Kohn’s book calls our attention not only to the effortlessness of being inside form but also the necessity of passing beyond it. This is where the ethical and political stakes of the project, as I understand it, ultimately lie. I think again of Gregory Bateson’s image of the mind as a relay of transformative possibilities, like a man with a cane on a road: “the stick,” Bateson writes, “is a pathway along which transforms of difference are being transmitted . . . the street, the stick, and so on, round and round” (2000: 465). Round and round, so on and so on, and yet something unexpected happens. We may find ourselves on a verdant mountain lodged in a modest box of black-and-white, with the horizon of a possible future before us.


Bateson, Gregory. 2000. Steps to an ecology of mind: Collected essays in anthropology, psychiatry, evolution and epistemology. Chicago: University of Chicago Press.

Binswanger, Ludwig. 1985. Dream and existence. Atlantic Highlands, NJ: Humanities Press.

Brent, Joseph. 1998. Charles Sanders Peirce: A life. Bloomington: Indiana University Press.

Connolly, William. 2011. A world of becoming. Durham, NC: Duke University Press.

Deleuze, Gilles. 1986. Cinema 1: The movement-image. Minneapolis: University of Minnesota Press.

Kohn, Eduardo. 2013. How forests think: Toward an anthropology beyond the human. Berkeley: University of California Press.

Leopold, Aldo. 1949. A Sand County almanac: And sketches here and there. New York: Oxford University Press.

Minteer, Ben. A., and Stephen J. Pyne.2013. “Restoring the narrative of American environmentalism.” Restoration Ecology 21 (1): 6–11.

Pandian, Anand. Forthcoming. Reel world: An anthropology of creation. Durham, NC: Duke University Press.

Pandolfo, Stefania. Forthcoming. Knot of the soul. Chicago: University of Chicago Press.

Pierce, Charles Sanders. 1931–58. Collected papers. Cambridge, MA: Harvard University Press.

Raffles, Hugh. 2002 In Amazonia: A natural history. Princeton, NJ: Princeton University Press.

Santaella Braga, Lucia. 2009. “2007 Presidential address: Pervasive semiosis.” Transactions of the Charles S. Peirce Society 45 (3): 261–72.


Anand Pandian
Department of Anthropology
404 Macaulay Hall
The Johns Hopkins University
3400 N. Charles Street Baltimore, MD 21218


1. From “Thinking like a mountain,” in A Sand County Almanac (1949: 129–33).

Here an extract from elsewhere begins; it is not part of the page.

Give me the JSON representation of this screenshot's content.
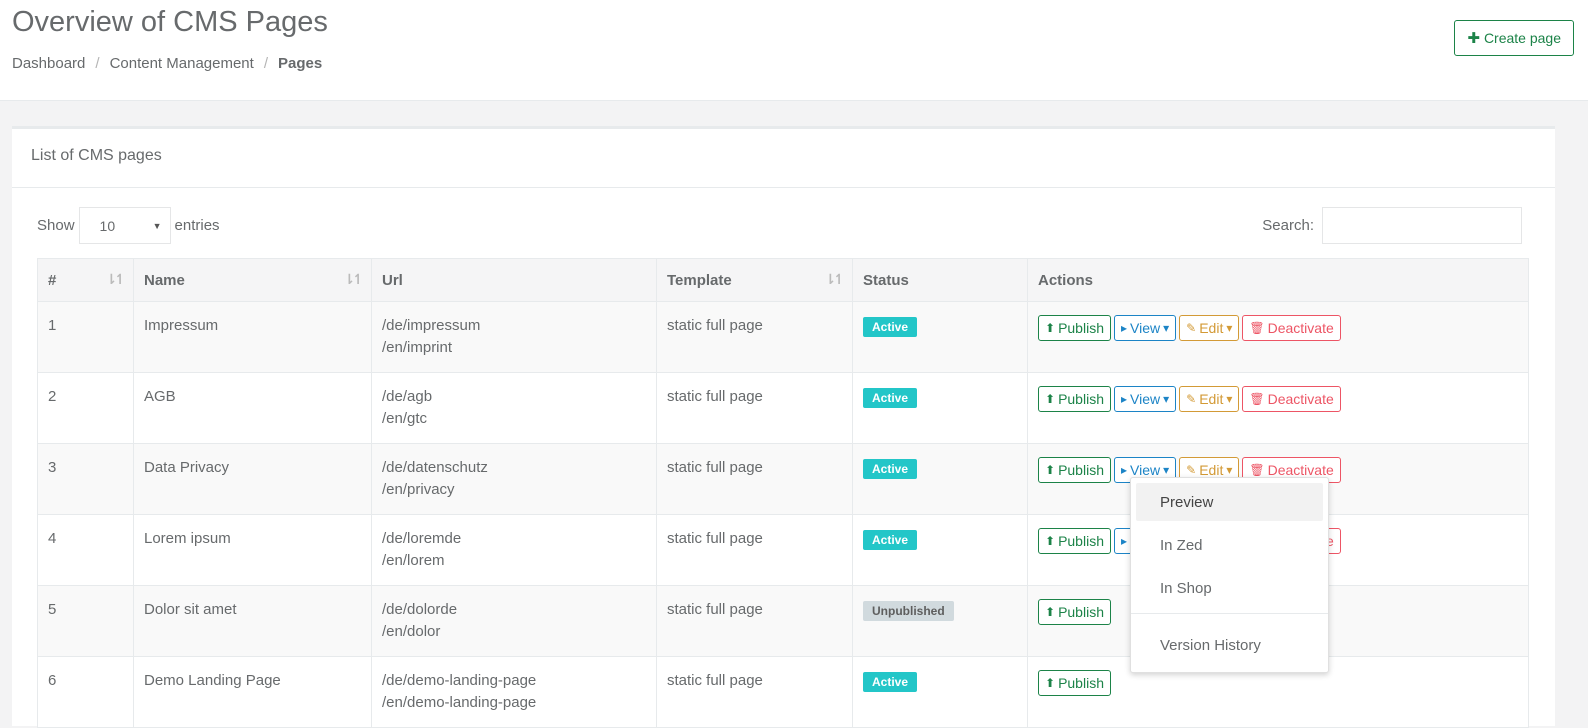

2. Peirce proposes to drop a stone. “I know that this stone will fall if it is let go, because experience has convinced me that objects of this kind always do fall,” he writes, but goes on to distinguish the reaction of the stone from the representation it makes possible: “Whatever reacts is ipso facto real. But an object of representation is not ipso facto real. . . . When I say that the general proposition as to what will happen, whenever a general condition may be fulfilled, is of the nature of a representation, I mean that it refers to experiences in futuro, which I do not know are all of them experienced and never can know have been all experienced” (1931–58: 5.93–5.97).

3. As Peirce writes, “When an idea is conveyed from one mind to another, it is by forms of combination of the diverse elements of nature, say by some curious symmetry, or by some union of a tender color with a refined odor” (1931–58: 6.158)

4. For the film Siruthai or “Leopard” (directed by Siva, Chennai: Studio Green, 2011). I was there to examine questions of art and imagination, toward a forthcoming book (Pandian forthcoming).

5. In his quick critique of what he calls “Deleuzian approaches” (2013: 40), Kohn seems to overstate the difference between Peirce and allied process philosophies. For a persuasive attempt to put such philosophies in conversation with each other, see Connolly (2011), who makes the following apposite observation: “the emergence of a fecund thought is closer to a viscous fluid flowing through a membrane than to the clean contours of a recollected image” (2011: 72).

6. This is an argument that Stuart McLean and I develop in a forthcoming edited book project on Literary anthropology.